[Data records for software interfaces]
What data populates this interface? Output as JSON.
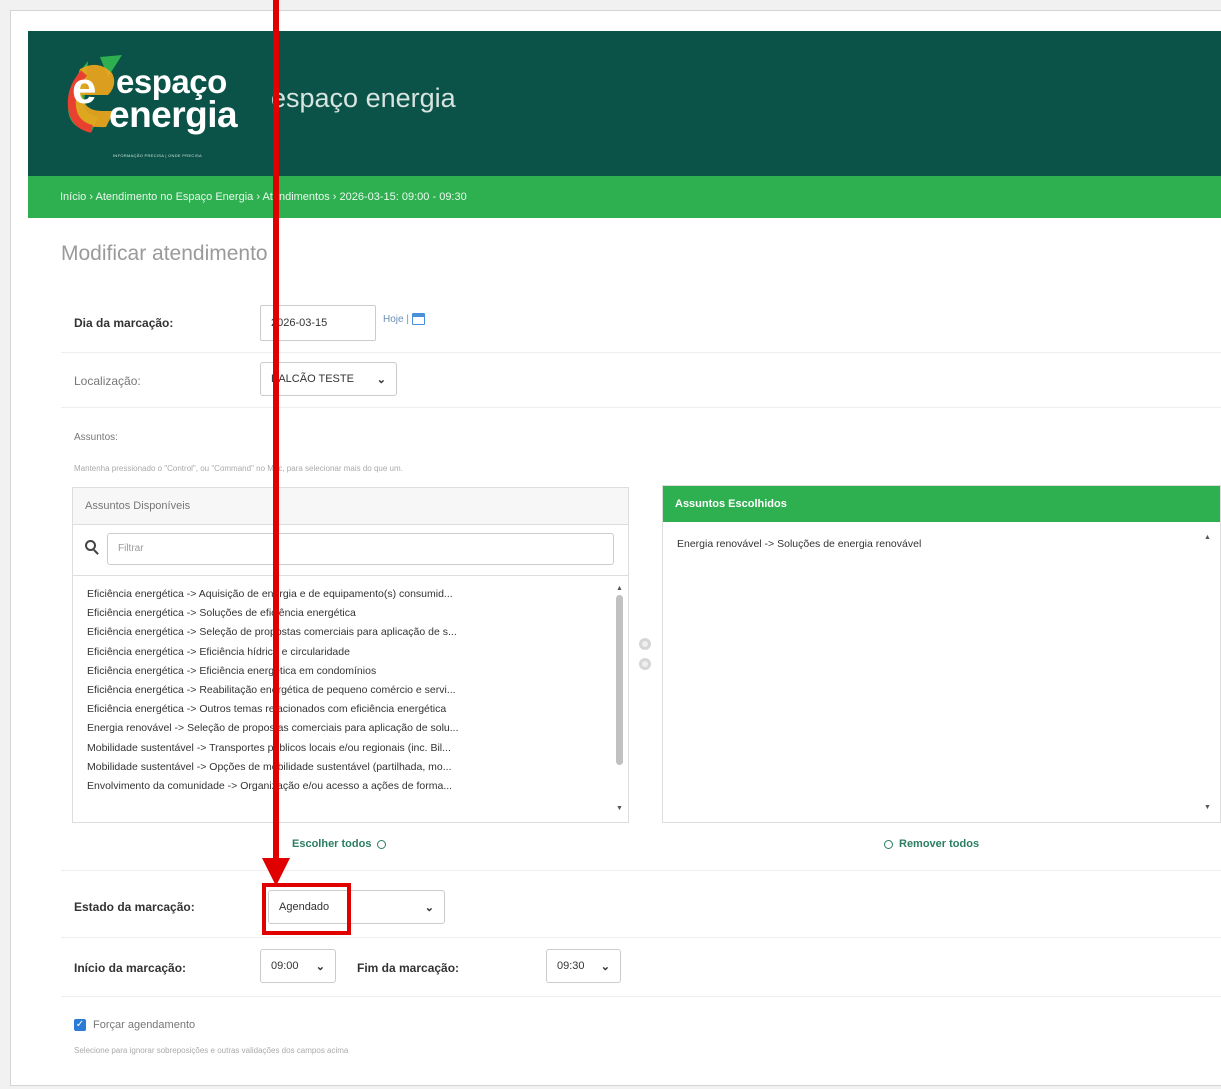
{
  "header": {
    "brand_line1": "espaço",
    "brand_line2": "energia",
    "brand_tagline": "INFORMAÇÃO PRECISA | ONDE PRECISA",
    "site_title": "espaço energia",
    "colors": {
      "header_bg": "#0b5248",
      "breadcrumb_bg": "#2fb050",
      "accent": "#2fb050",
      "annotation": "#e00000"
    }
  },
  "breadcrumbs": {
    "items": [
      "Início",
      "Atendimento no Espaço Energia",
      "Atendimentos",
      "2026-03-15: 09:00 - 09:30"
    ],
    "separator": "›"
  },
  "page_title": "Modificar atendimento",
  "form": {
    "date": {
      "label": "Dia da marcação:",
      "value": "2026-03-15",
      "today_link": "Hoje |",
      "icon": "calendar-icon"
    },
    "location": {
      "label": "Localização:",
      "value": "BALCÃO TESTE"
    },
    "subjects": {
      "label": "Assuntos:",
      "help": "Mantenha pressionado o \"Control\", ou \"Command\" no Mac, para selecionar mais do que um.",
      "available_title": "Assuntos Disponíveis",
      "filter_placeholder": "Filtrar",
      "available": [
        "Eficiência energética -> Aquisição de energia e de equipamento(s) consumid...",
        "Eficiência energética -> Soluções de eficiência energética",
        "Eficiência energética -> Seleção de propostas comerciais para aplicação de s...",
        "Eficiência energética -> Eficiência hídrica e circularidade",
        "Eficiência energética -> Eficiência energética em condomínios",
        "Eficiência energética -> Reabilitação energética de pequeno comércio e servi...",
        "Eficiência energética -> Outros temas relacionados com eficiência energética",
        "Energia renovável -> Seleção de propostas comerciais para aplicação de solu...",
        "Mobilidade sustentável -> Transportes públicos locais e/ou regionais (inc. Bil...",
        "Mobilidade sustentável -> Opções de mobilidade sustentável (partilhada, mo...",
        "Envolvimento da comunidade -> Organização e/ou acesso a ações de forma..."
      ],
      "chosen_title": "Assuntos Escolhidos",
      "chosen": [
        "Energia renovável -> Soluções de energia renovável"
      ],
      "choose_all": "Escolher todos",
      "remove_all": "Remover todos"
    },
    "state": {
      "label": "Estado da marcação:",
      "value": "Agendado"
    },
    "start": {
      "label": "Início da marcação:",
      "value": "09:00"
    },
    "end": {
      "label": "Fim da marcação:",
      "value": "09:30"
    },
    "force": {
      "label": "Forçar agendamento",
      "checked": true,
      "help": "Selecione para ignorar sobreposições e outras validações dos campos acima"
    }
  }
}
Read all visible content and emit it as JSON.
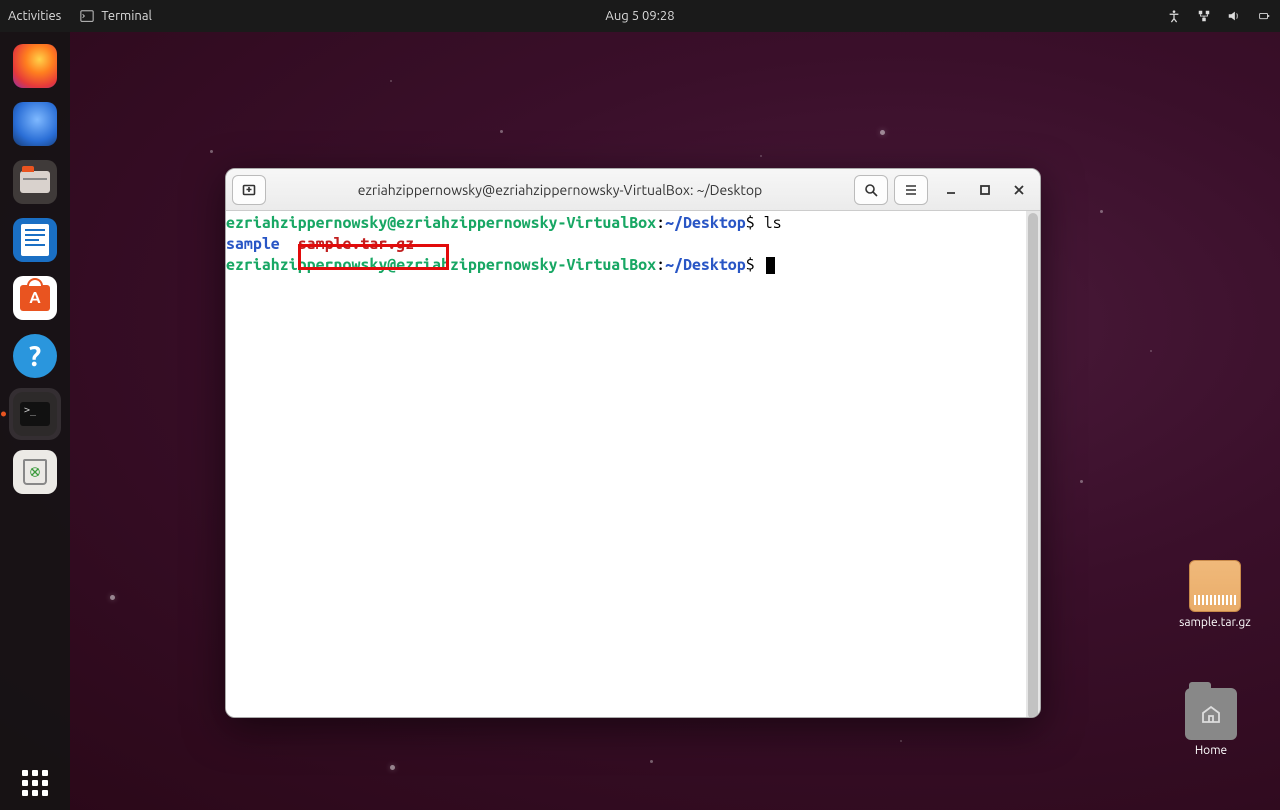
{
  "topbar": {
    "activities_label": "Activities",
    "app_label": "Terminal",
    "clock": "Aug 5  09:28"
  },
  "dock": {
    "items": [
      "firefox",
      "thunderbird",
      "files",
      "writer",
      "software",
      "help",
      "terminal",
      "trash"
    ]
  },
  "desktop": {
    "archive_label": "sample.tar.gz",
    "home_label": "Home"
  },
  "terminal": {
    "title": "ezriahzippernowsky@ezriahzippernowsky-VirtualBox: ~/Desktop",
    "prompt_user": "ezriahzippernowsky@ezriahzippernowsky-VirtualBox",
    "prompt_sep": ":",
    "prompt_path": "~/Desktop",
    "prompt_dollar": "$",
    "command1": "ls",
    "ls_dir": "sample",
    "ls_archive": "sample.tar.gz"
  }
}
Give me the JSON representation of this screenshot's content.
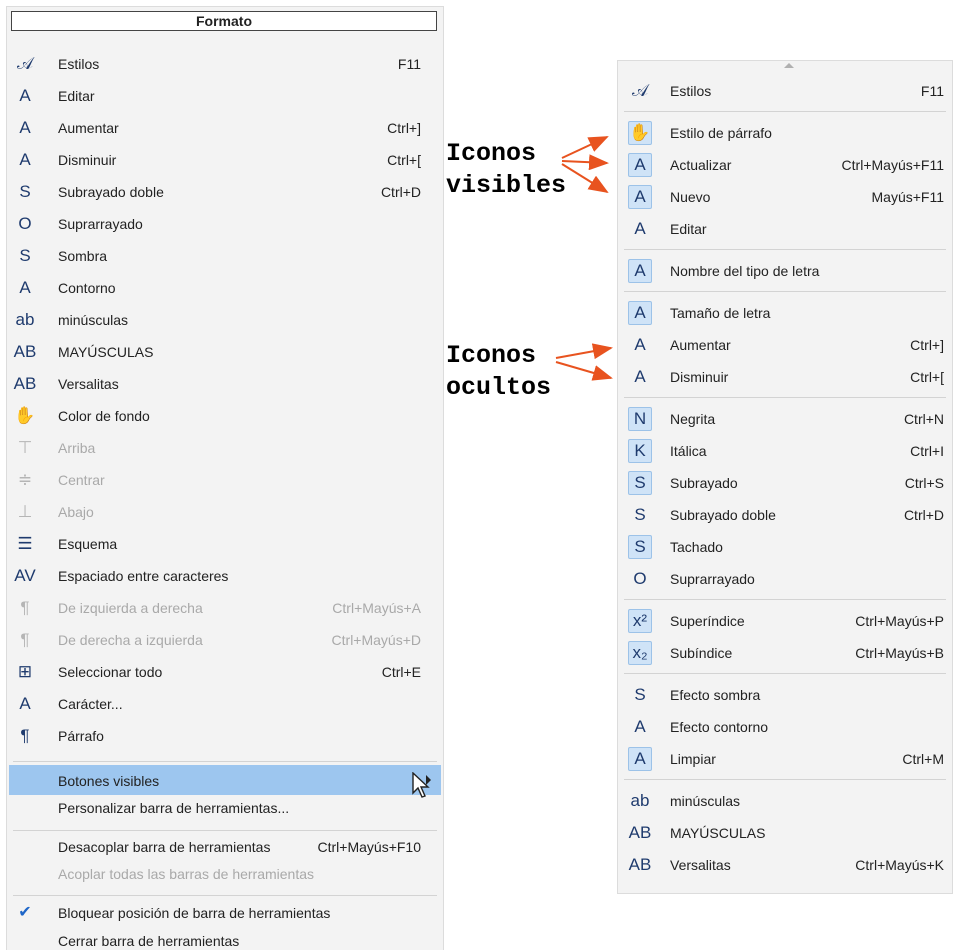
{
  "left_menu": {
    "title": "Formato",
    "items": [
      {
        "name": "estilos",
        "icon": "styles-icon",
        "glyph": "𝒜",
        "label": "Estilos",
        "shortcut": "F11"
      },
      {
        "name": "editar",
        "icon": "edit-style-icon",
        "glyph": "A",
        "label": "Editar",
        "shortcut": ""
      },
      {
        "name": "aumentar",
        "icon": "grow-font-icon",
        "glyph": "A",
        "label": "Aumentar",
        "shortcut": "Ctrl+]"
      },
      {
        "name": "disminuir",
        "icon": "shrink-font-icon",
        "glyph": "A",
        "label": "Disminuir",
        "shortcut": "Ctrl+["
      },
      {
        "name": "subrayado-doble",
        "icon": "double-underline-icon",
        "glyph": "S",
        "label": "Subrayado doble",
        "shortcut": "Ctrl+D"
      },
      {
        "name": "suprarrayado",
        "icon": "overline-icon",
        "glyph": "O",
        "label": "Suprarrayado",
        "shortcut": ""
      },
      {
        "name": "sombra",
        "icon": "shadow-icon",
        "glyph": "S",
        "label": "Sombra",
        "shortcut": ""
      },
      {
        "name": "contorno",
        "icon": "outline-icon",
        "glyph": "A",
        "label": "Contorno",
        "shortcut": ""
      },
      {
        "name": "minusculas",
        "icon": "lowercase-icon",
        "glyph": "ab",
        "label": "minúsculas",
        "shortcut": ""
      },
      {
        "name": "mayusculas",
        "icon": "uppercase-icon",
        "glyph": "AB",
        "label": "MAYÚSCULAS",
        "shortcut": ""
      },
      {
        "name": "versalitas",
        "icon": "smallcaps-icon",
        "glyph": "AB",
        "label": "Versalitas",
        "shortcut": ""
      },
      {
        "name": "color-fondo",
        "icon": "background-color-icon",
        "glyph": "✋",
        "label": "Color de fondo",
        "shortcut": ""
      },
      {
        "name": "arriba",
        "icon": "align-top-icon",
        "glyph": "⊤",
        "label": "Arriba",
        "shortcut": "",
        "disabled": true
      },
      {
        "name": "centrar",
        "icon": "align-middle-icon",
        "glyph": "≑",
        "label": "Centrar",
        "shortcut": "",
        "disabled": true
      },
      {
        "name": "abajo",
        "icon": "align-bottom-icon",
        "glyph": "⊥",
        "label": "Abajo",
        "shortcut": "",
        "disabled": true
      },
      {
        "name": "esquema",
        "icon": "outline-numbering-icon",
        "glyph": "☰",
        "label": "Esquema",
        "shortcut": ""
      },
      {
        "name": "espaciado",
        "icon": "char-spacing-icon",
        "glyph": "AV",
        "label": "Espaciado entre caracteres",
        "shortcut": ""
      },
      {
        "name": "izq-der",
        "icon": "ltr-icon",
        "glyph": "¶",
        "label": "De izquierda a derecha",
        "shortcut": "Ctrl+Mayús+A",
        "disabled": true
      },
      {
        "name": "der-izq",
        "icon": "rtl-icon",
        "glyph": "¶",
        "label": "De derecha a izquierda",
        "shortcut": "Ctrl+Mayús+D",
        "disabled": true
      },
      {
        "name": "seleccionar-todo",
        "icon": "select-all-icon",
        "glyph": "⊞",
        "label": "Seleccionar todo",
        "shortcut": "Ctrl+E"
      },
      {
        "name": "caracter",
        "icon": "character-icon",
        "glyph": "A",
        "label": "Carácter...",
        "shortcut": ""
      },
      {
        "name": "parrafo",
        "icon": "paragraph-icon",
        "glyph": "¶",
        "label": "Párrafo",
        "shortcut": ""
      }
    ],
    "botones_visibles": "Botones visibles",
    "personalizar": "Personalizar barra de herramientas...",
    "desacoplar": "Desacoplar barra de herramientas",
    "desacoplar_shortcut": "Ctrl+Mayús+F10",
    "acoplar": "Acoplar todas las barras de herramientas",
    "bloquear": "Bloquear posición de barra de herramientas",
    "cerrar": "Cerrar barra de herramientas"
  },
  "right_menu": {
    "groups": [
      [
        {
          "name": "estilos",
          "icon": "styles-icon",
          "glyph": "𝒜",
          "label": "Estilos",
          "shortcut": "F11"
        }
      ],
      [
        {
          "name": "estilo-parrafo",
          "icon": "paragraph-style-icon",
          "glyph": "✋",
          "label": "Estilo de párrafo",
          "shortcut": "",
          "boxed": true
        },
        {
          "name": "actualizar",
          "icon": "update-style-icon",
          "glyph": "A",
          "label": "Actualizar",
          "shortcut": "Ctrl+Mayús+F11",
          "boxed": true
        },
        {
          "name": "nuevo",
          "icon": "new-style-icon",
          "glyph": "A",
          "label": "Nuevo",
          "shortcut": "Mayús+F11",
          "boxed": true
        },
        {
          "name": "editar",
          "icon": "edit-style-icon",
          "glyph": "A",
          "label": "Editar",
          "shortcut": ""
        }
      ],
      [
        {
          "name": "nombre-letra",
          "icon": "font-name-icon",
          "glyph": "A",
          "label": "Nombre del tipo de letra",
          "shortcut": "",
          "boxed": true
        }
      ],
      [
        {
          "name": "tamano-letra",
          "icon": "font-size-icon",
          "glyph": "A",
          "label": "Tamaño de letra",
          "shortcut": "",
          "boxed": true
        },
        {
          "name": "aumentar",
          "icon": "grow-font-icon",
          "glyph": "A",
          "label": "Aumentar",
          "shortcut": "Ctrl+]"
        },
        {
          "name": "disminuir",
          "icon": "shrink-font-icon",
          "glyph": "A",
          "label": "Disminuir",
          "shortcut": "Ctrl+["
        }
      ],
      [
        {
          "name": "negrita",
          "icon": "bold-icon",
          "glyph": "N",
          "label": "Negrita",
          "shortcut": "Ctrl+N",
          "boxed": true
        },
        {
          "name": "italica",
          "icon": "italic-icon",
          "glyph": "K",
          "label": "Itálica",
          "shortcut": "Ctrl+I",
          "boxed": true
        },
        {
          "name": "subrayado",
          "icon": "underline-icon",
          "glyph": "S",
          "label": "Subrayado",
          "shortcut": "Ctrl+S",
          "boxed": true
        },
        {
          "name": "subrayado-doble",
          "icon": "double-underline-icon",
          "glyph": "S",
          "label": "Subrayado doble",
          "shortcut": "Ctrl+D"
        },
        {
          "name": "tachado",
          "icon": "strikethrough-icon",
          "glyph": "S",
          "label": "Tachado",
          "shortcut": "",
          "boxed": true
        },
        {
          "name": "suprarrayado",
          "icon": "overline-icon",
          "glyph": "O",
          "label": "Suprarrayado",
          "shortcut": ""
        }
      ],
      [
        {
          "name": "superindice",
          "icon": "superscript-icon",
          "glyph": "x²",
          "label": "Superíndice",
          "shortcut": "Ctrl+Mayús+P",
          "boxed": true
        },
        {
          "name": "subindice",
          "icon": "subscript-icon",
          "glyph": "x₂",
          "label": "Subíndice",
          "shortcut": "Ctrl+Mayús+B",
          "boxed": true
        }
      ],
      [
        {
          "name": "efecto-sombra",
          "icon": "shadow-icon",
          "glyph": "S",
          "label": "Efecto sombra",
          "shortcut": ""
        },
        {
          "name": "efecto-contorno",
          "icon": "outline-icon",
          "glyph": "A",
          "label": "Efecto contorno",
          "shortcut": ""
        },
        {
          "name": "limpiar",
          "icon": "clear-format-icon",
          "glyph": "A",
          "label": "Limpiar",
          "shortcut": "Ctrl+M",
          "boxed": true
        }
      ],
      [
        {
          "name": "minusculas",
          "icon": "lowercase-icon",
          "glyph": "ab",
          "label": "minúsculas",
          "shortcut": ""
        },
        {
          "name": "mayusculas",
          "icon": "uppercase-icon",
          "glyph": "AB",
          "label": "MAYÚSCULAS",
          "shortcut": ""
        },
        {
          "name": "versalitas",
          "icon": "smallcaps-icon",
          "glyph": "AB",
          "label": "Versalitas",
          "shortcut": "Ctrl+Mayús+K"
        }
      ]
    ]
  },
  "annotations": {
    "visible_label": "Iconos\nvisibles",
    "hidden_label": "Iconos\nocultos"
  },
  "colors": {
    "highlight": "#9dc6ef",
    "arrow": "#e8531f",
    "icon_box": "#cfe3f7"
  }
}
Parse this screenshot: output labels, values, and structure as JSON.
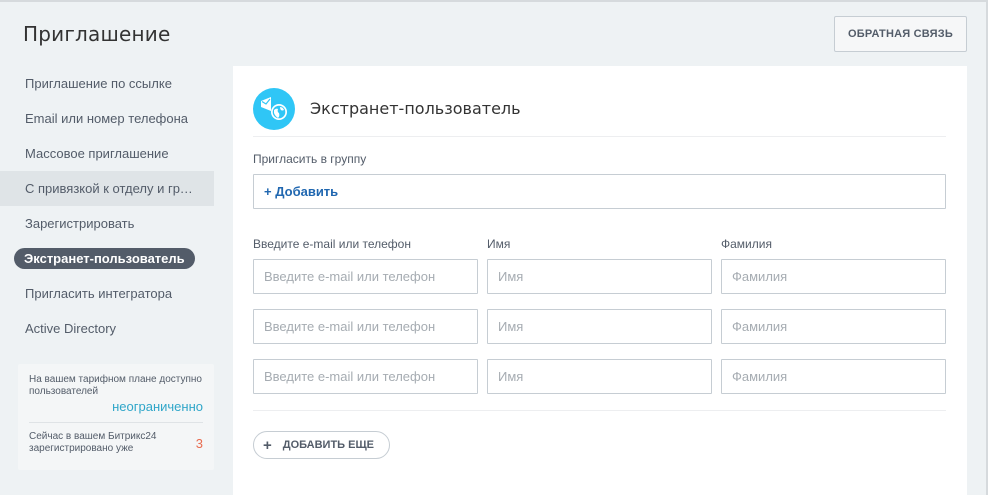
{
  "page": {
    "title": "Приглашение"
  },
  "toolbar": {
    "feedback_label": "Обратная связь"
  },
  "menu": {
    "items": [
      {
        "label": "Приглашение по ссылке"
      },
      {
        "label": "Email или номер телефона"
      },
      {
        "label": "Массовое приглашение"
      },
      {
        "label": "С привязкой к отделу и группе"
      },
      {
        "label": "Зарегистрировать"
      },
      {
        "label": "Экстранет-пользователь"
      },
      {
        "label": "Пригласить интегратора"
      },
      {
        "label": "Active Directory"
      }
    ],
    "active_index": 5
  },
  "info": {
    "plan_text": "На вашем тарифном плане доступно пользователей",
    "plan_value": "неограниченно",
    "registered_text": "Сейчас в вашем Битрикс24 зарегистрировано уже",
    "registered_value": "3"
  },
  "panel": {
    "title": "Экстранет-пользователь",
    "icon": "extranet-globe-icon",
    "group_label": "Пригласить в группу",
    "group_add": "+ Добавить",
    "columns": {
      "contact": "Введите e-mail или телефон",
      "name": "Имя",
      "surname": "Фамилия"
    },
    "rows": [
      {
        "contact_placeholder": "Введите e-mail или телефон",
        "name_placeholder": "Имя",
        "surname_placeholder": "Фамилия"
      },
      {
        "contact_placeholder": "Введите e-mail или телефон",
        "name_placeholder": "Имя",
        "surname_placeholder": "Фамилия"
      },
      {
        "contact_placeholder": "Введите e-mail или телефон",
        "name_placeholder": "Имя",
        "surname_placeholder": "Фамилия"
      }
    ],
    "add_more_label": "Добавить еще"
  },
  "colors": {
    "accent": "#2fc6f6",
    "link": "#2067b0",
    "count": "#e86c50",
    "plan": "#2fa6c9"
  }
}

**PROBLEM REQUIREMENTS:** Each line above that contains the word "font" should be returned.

**TASK RESULT:**
        "icon": "grow-font-icon",
        "icon": "shrink-font-icon",
          "icon": "font-name-icon",
          "icon": "font-size-icon",
          "icon": "grow-font-icon",
          "icon": "shrink-font-icon",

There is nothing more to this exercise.